Accelerating Growth of New India’s Innovations (AGNIi) organised a three-day capacity-building workshop for scientists and innovators titled, ‘The Scientist’s Role in Technology Commercialization’, at the India Habitat Centre, during 16-18 January 2019. It was conducted by two highly experienced innovation-management professionals from Firstlook Strategies of the United States. Dr Norman Kaderlan, former Director of the Austin Technology Incubator and Dr Steve Nichols, Annis and Jack Bowen Professor of Engineering at the University of Texas created a specially tailored program for Indian scientists to acquaint them with the intricacies of the technology commercialisation process to enable successful productisation of their laboratory research.
The workshop saw more than 70 participants from 47 departments and institutes including Ministry of Electronics and Information Technology, Ministry of Earth Sciences, Ministry of AYUSH, Department of Science & Technology, Department of Biotechnology, Department of Atomic Energy, Technology Information Forecasting and Assessment Council (TIFAC), Council for Scientific & Industrial Research (CSIR), universities such as the Indian Institutes of Technology (Kharagpur, Bombay, Delhi, Mandi), BITS Pilani, Sree Chitra Tirunal Institute for Medical Sciences & Technology, partner initiatives such as Startup India and the Cell for IPR Promotion and Management (CIPAM) and seven industry representatives including Dell, Jubilant Lifesciences and Tata Motors.

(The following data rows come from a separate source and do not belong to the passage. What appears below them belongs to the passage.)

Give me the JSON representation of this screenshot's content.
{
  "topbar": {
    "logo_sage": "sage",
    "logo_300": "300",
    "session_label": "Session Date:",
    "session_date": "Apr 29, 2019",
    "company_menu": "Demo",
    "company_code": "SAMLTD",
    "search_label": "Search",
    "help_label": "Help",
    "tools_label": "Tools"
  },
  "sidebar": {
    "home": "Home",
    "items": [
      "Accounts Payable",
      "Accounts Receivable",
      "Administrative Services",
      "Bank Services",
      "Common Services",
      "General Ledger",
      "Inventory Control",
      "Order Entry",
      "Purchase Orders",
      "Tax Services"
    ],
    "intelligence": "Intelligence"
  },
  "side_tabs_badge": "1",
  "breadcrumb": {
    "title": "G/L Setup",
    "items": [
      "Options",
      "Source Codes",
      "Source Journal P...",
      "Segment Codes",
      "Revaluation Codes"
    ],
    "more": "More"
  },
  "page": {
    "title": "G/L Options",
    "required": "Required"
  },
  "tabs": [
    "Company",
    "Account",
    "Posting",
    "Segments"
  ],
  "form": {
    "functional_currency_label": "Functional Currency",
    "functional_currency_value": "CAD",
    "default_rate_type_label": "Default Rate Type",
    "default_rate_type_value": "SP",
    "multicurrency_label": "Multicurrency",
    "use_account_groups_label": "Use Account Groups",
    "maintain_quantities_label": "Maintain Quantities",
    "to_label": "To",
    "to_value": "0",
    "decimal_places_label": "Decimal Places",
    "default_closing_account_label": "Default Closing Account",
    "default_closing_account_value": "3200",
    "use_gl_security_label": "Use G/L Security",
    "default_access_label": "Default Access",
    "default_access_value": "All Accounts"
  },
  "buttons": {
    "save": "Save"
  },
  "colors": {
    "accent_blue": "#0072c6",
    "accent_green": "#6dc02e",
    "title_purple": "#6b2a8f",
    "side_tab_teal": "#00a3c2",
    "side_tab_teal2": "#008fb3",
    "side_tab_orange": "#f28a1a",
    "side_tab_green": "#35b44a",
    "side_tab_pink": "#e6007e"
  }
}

The three-day schedule was organised as follows:
Day 1: Overview and Introductions
The workshop kicked-off with opening remarks by Dr Arabinda Mitra, Scientific Secretary, Office of Principal Scientific Adviser to Government of India (Office of PSA). According to Dr Mitra, “It is important for scientists and innovators to break barriers of disciplines and organisations. There should be a spirit of collaboration and exploration”. He emphasised that the country already has great researchers and scientists, who might not necessarily be great entrepreneurs. Therefore, AGNIi must create other pathways for commercialisation, such as licensing and technology transfer, beyond just the creation of new enterprises.
The rest of the day was spent in acquainting the participants with the purpose behind the workshop; to help scientists create social and economic value from their intellectual pursuits. The presenters highlighted that successful commercialisation goes beyond just creation of wealth for an individual or an organisation but results in more widespread benefits such as enabling solutions to existing societal problems, job creation and economic growth. Dr Nichols stressed that a broad understanding of the commercialisation process would benefit scientists in identifying and removing unnecessary obstacles in their technology to market path and help them proactively engage with their institutions’ Technology Transfer Offices (TTO) as well as AGNIi.
Day 2: Functional Analysis Framework and Intellectual Property Rights
The 2nd day covered the ‘Functional Analysis Framework’, which is an overarching framework providing a basis for the development of technology roadmaps and defining of the business model for innovation. It involves a step-by-step analysis of the technology, innovation value-add, market demand and buyer/users. However, the biggest challenge is the identification of customer needs and successfully adapting technology to meet those needs. Moreover, such an in-depth analysis results in a clear understanding of the value of the technology itself and the decision to proceed or not proceed with commercialisation can be taken with a full understanding of the challenges or opportunities relating to the technology. According to Dr Kaderlan, “If you must fail, fail early, as the resources required to proceed along the process of commercialisation scale up by an order of magnitude at each stage”.
The day also included an interactive session on Intellectual Property Rights (IPR) presented by Mr Deepak Kumar Lamba, Partner-Designate, Remfry and Sagar, a law firm specialising in the realm of intellectual property. The session covered the entire realm of IPR in India including patents, copyrights, and trademarks. The scientists and TTO officers had specific questions on costs, procedures and role of governmental agencies such as CIPAM and AGNIi in facilitating protection of IP generated by them and their institutions.
Moreover, each table of 6-7 researchers at the workshop, engaged in discussions and group activities throughout the day to prepare a comprehensive functional analysis of a mutually-agreed upon technology from one of their labs. This fostered interactions and collaboration across scientific disciplines, between scientists and officers of different experience levels, to further their understanding of the requirements of commercialisation. Each table included members of the AGNIi team who helped in framing the discussions while building on their own understanding of the thought process of a scientist.
Day 3: Presentations and Summary
Prof. K. VijayRaghavan, Principal Scientific Adviser to the Government of India (PSA), began his address with exhorting AGNIi to create enabling structures to help drive institutional change in existing organisations and help develop new skills which are alien to their core competencies. He added, “The country needs to build up on scale people with both technical as well as business skills. These people will enable synergies across the board leading to commercialisation of technologies in labs while also leading to interesting career options for the youth of the nation.”